Lawmakers ask trustees to keep PTI
New training mission would increase its value, they tell trustees
SPRINGFIELD — Champaign-Urbana lawmakers appealed to University of Illinois trustees Friday to keep the 56-year-old Police Training Institute open in Champaign, outlining a vision for a research-based academy that could be a global leader in fighting cybercrime and researching community policing efforts.
The contingent was made up of state Sen. Mike Frerichs, D-Champaign, state Reps. Chapin Rose, R-Mahomet, and Naomi Jakobsson, D-Urbana, and Urbana Mayor Laurel Prussing. Each spoke of the institute's importance to the community and the state.
The legislators plan to introduce a bill in the spring that they hope will save the institute from closure.
"We're willing to work with the university and the communities to come up with a way to keep (the institute) going," Jakobsson said.
"We are committed to keeping it in Champaign," Rose added.
In November 2010, the university announced plans to close the Police Training Institute after a campus review concluded the institute had little connection to the university's educational mission and the UI could no longer afford to subsidize its operation.
A campus committee recommended the institute close at the end of this year, but that has been delayed another six months, said Barbara O'Connor, the UI's executive director of public safety and head of the institute.
In September, the Illinois Law Enforcement Training and Standards Board, which governs the institute, voted to set up two new residential academies, a move seen by some as hastening the program's demise at the UI. The board voted to create a new academy at Western Illinois University, which already has an extensive undergraduate police training program, and a new residential component at the pre-existing law-enforcement training program in the Southwestern Illinois College Police Academy in Belleville.
Prussing, who sits on that board, said the move to open additional academies was "wasteful."
"You don't just destroy the best thing and start over again," she said.
Prussing said local governments could be willing to help fund the institute by, for example, charging a small fee for events that require policing.
Rose proposed a year ago that the state impose a fee on all criminal convictions to fund police training academies in the state, including PTI.

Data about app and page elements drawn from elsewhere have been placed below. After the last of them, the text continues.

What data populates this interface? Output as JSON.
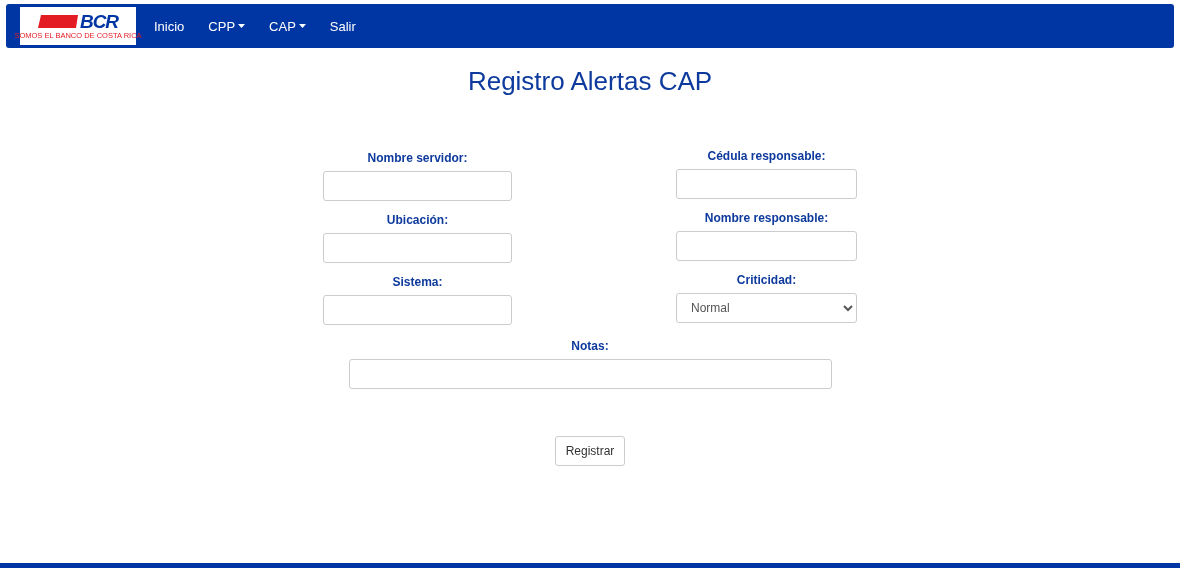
{
  "navbar": {
    "logo": {
      "text": "BCR",
      "tagline": "SOMOS EL BANCO DE COSTA RICA"
    },
    "items": [
      {
        "label": "Inicio",
        "kind": "link"
      },
      {
        "label": "CPP",
        "kind": "dropdown"
      },
      {
        "label": "CAP",
        "kind": "dropdown"
      },
      {
        "label": "Salir",
        "kind": "link"
      }
    ]
  },
  "title": "Registro Alertas CAP",
  "fields": [
    {
      "label": "Nombre servidor:",
      "kind": "text"
    },
    {
      "label": "Cédula responsable:",
      "kind": "text"
    },
    {
      "label": "Ubicación:",
      "kind": "text"
    },
    {
      "label": "Nombre responsable:",
      "kind": "text"
    },
    {
      "label": "Sistema:",
      "kind": "text"
    },
    {
      "label": "Criticidad:",
      "kind": "select",
      "value": "Normal"
    }
  ],
  "notes": {
    "label": "Notas:"
  },
  "submit": "Registrar"
}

Rose said he met with former Chancellor Robert Easter and other UI officials earlier this fall to explore that idea further and suggested a broader vision for the institute to make it "a world-class destination for law enforcement."
The institute currently provides training and continuing education for police officers in Illinois, but a newly re-envisioned institute could be more of a research-based unit similar to the Fire Service Institute at the Urbana campus, O'Connor said.
In the past, the institute has suffered from a "lack of connection to the campus," O'Connor said. She and institute staffer Mike Schlosser are working on what she described as a "vision paper" that takes a look at various opportunities around campus. For example, the institute could work with the Department of Kinesiology on preventing officer injuries or incorporating technology into investigating crimes.
These are ideas Rose supports.
The Pentagon, he said, now has a commander for cyber warfare and "what better place to begin discussions and do (research) ...?"
The idea is to make it "an academic, research-driven institute that could produce tangible results for society," he said.
"There's a lot of opportunity," O'Connor said.
"This has been a long process. To the university's credit we are leaving no stone unturned about the Police Training Institute," before a decision is finalized, she said.
O'Connor and Schlosser's "vision paper" will help draft the legislation to be proposed by the legislators next year.
After speaking to trustees, Frerichs said he felt confident "we bought ourselves some time."
Rose said he understands the university cannot subsidize the institute, but he thinks the state can raise money with a fee that could be transferred into the university's funds to offset its subsidization.
This fee, of perhaps $25, could be on all felony and misdemeanor convictions in the state, Rose said. Convicts sent to prison probably wouldn't be able to pay it, but most cases are referred to probation or court supervision and the fee could be easily collected, he said.
"We feel there would be more than enough funds through such an approach. It wouldn't cost taxpayers anything. It wouldn't cost students anything," he said.
Rose said the revamped PTI wouldn't necessarily compete with the training academy proposed for Western Illinois. In fact, graduates of those academies might come to the UI for advanced training in computer crime and community policing, he said.
Rose said PTI generates $7 million worth of economic impact for East Central Illinois.
It also lends prestige to the UI, he argued. Graduates from the institute go on to careers in law enforcement across the globe, from police chiefs to FBI agents to the heads of international security firms.
"This is something that should be viewed positively by the university community as an opportunity to have that UI brand literally all over the world," he said.
"We don't want a short-term financial difficulty to halt a program that people depend on," Prussing said.
This community, the state and country need more community-based policy and less misuse of pepper spray and bullets, and the UI can help lead the way, she said.